Originally published in Inc.
By Joel Peterson
“You will get all you want in life if you help enough other people get what they want.”
— Harry “Zig” Ziglar, motivational speaker and sales guru
I’ve followed that nugget of wisdom for almost as long as I’ve been working, and I credit a lot of its impact to the eponymous founder of the Trammell Crow Company, the real estate development firm where I worked early in my career.
I recall back in 1974, shortly after I joined the company, Fortune magazine profiled our founder in an article titled, “Trammell Crow Succeeds Because You Want Him To,” which captured the stories of many people who cheered Crow on to success after success.
It was well known in the industry even then, that Trammell always looked to acknowledge those with whom he worked. I remember one time I commented on a watch he was wearing. The next week, when I returned to my office, I found a new watch identical to it in a box on my desk. No note was attached, but I knew who sent the surprise gift.
I wasn’t alone. Over my 20-plus years at the company, I met financiers and bankers who told me that they were the ones who gave Trammell, a pioneer in commercial real estate, his start with his first loan. These lenders all felt that they were part of his success because he shared it with people and credited them.
This attitude extended to hiring as well. Trammell prioritized human interactions, people skills, situational awareness and emotional intelligence (EQ) in everyone he worked with. Smarts and passion were a given in new hires, but they also had to be the kind of person with whom you’d want to have a beer. They couldn’t be selfish, short-term thinkers, or make their own goals the priority.

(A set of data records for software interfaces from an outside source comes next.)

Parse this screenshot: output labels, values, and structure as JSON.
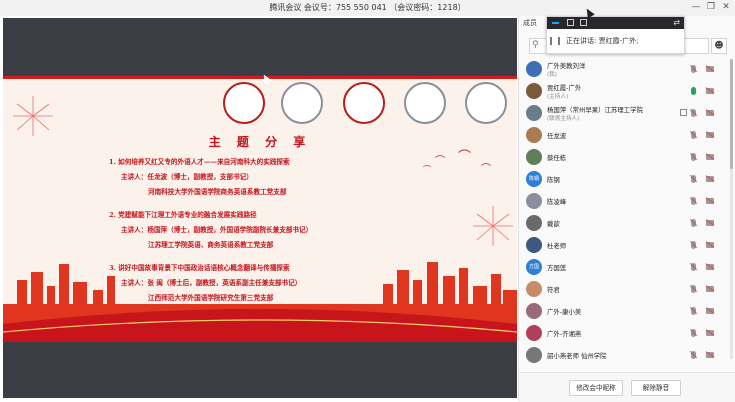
{
  "window": {
    "title": "腾讯会议 会议号：755 550 041 （会议密码：1218）",
    "controls": {
      "minimize": "—",
      "restore": "❐",
      "close": "✕"
    }
  },
  "members_panel": {
    "header": "成员",
    "speaking_prefix": "正在讲话:",
    "speaking_names": "贾红霞-广外;",
    "search_icon": "search-icon",
    "add_user_icon": "add-user-icon",
    "members": [
      {
        "name": "广外美教刘洋",
        "sub": "(我)",
        "avatar_color": "#3d6fb6",
        "avatar_text": "",
        "mic": "muted",
        "cam": "off",
        "share": false
      },
      {
        "name": "贾红霞-广外",
        "sub": "(主持人)",
        "avatar_color": "#7a5a3a",
        "avatar_text": "",
        "mic": "on",
        "cam": "off",
        "share": false
      },
      {
        "name": "杨国萍（常州早果）江苏理工学院",
        "sub": "(联席主持人)",
        "avatar_color": "#6b7c8d",
        "avatar_text": "",
        "mic": "muted",
        "cam": "off",
        "share": true
      },
      {
        "name": "任龙波",
        "sub": "",
        "avatar_color": "#a87b52",
        "avatar_text": "",
        "mic": "muted",
        "cam": "off",
        "share": false
      },
      {
        "name": "蔡任栋",
        "sub": "",
        "avatar_color": "#5f7f5a",
        "avatar_text": "",
        "mic": "muted",
        "cam": "off",
        "share": false
      },
      {
        "name": "陈钢",
        "sub": "",
        "avatar_color": "#2f7fd6",
        "avatar_text": "陈钢",
        "mic": "muted",
        "cam": "off",
        "share": false
      },
      {
        "name": "陈凌峰",
        "sub": "",
        "avatar_color": "#8a8f99",
        "avatar_text": "",
        "mic": "muted",
        "cam": "off",
        "share": false
      },
      {
        "name": "戴歆",
        "sub": "",
        "avatar_color": "#6a6a6a",
        "avatar_text": "",
        "mic": "muted",
        "cam": "off",
        "share": false
      },
      {
        "name": "杜老师",
        "sub": "",
        "avatar_color": "#3c5a80",
        "avatar_text": "",
        "mic": "muted",
        "cam": "off",
        "share": false
      },
      {
        "name": "方国莲",
        "sub": "",
        "avatar_color": "#2f7fd6",
        "avatar_text": "方国",
        "mic": "muted",
        "cam": "off",
        "share": false
      },
      {
        "name": "符君",
        "sub": "",
        "avatar_color": "#c98a6a",
        "avatar_text": "",
        "mic": "muted",
        "cam": "off",
        "share": false
      },
      {
        "name": "广外-康小美",
        "sub": "",
        "avatar_color": "#9a6a7a",
        "avatar_text": "",
        "mic": "muted",
        "cam": "off",
        "share": false
      },
      {
        "name": "广外-齐湘燕",
        "sub": "",
        "avatar_color": "#b0405a",
        "avatar_text": "",
        "mic": "muted",
        "cam": "off",
        "share": false
      },
      {
        "name": "韶小燕老师 仙州学院",
        "sub": "",
        "avatar_color": "#777777",
        "avatar_text": "",
        "mic": "muted",
        "cam": "off",
        "share": false
      }
    ],
    "buttons": {
      "rename": "修改会中昵称",
      "unmute_all": "解除静音"
    }
  },
  "slide": {
    "title": "主 题 分 享",
    "lines": [
      "1. 如何培养又红又专的外语人才——来自河南科大的实践探索",
      "主讲人：任龙波（博士，副教授，支部书记）",
      "河南科技大学外国语学院商务英语系教工党支部",
      "2. 党建赋能下江理工外语专业的融合发展实践路径",
      "主讲人：杨国萍（博士，副教授，外国语学院副院长兼支部书记）",
      "江苏理工学院英语、商务英语系教工党支部",
      "3. 讲好中国故事背景下中国政治话语核心概念翻译与传播探索",
      "主讲人：张 闽（博士后，副教授，英语系副主任兼支部书记）",
      "江西师范大学外国语学院研究生第三党支部"
    ],
    "logo_icons": [
      "university-seal-icon",
      "university-seal-icon",
      "university-seal-icon",
      "university-seal-icon",
      "university-seal-icon"
    ]
  }
}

The trick, he said, was to find those who have high EQ and want others as well as themselves to win.
I’ve spent a lot of my career looking for these high EQ people for leadership positions and found that they often have the following five traits:

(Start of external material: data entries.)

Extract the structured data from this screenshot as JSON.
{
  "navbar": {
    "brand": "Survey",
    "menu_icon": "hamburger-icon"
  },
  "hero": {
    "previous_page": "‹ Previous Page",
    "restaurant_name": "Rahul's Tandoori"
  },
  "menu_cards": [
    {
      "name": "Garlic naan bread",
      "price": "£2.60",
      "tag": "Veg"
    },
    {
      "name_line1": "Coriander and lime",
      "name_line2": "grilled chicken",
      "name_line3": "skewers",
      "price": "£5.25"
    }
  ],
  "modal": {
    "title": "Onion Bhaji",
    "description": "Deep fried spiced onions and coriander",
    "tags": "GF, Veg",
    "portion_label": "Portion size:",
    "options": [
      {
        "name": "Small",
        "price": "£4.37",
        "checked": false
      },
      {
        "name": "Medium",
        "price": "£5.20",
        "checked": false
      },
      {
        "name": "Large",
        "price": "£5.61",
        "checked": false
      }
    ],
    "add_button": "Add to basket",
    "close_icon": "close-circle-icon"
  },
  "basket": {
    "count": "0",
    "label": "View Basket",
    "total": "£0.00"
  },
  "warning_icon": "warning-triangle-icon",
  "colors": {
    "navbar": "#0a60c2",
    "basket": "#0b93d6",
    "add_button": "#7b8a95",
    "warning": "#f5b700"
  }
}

- They’re team players. They don’t have personal agendas that overwhelm others needs. They listen. They don’t view the world only through their own lenses or are overly combative. Unfortunately, even though star solo performers can often do great work on their own, they can also quickly dismantle a team if you’re not careful.
- They’re secure and confident. Brashness usually comes from insecurity. The quiet ones, those who are reserved, stable people, are most often unafraid even under stress. They’re the kinds of leaders people will be willing to follow anywhere.

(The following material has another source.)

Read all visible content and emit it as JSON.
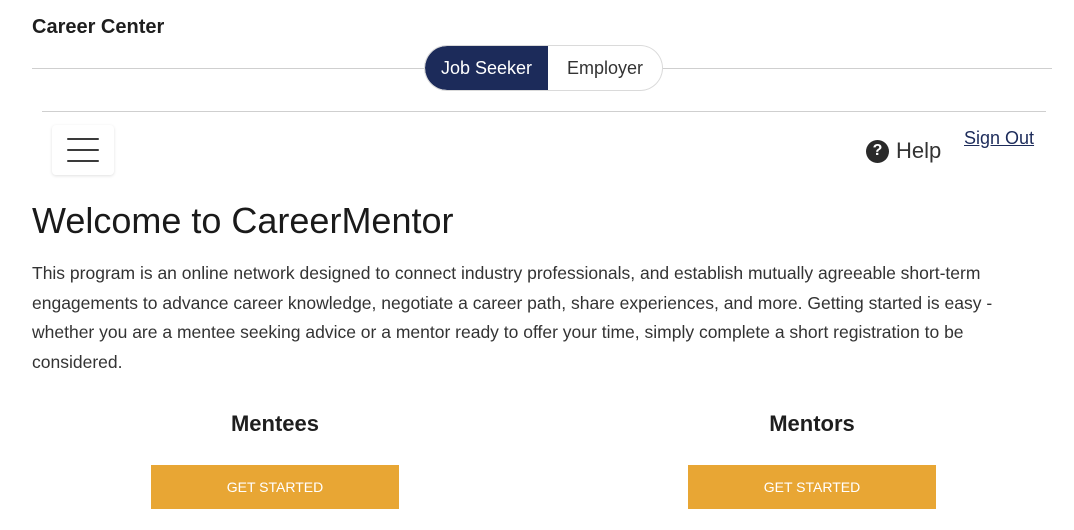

- They’re visionary. They take the long view. They can “see around corners,” and they anticipate the long-run, second-, and third-order consequences of every action. They also understand the all-things-considered wisdom of reviewing all of the options before them in any given situation.
- They’re nice. They’re kind and thoughtful on a personal level. This behavior is something I saw firsthand in Trammell, but it is something that I truly learned from my mother, who always said that it costs nothing to say a kind word and to lift others’ spirits.
- They’re selfless. They don’t keep score. They do things without any expectation of reward. Those that make helping others succeed a priority often find that it is sometimes repaid. They also know not to change course when the favor isn’t returned. If you can do that, you’ll find legions of fans, friends and teammates who will quietly root for your success.
Conceptually, all of these people-pleasing principles are almost circular in their logic. You’ll want everyone to like you, so that they’ll want you to succeed.
But it’s not that simple.
It’s really about respect. If a tension exists between being respected and being loved, my suggestion is always to choose respect. Eventually, you’ll be loved if you’re respected. But if you’re only loved, respect may not follow.
Remember, too, life is long; it is not a sprint, but is instead an ultra-marathon. You’ll run into the same people over and over, again and again. Make sure they have great memories of you, as a colleague or leader.
They’ll ultimately remember that you were gracious, that you helped them out when they were under pressure, and that you offered a good word on their behalf.
Joel Peterson is on the faculty at the Graduate School of Business at Stanford University where he teaches courses in real estate investment, entrepreneurship and leadership. He is the chairman of the board of overseers at the Hoover Institution at Stanford, as well as the chairman of the board at JetBlue Airways. He also is the founding partner of Peterson Partners, an investment management firm with $1 billion under management.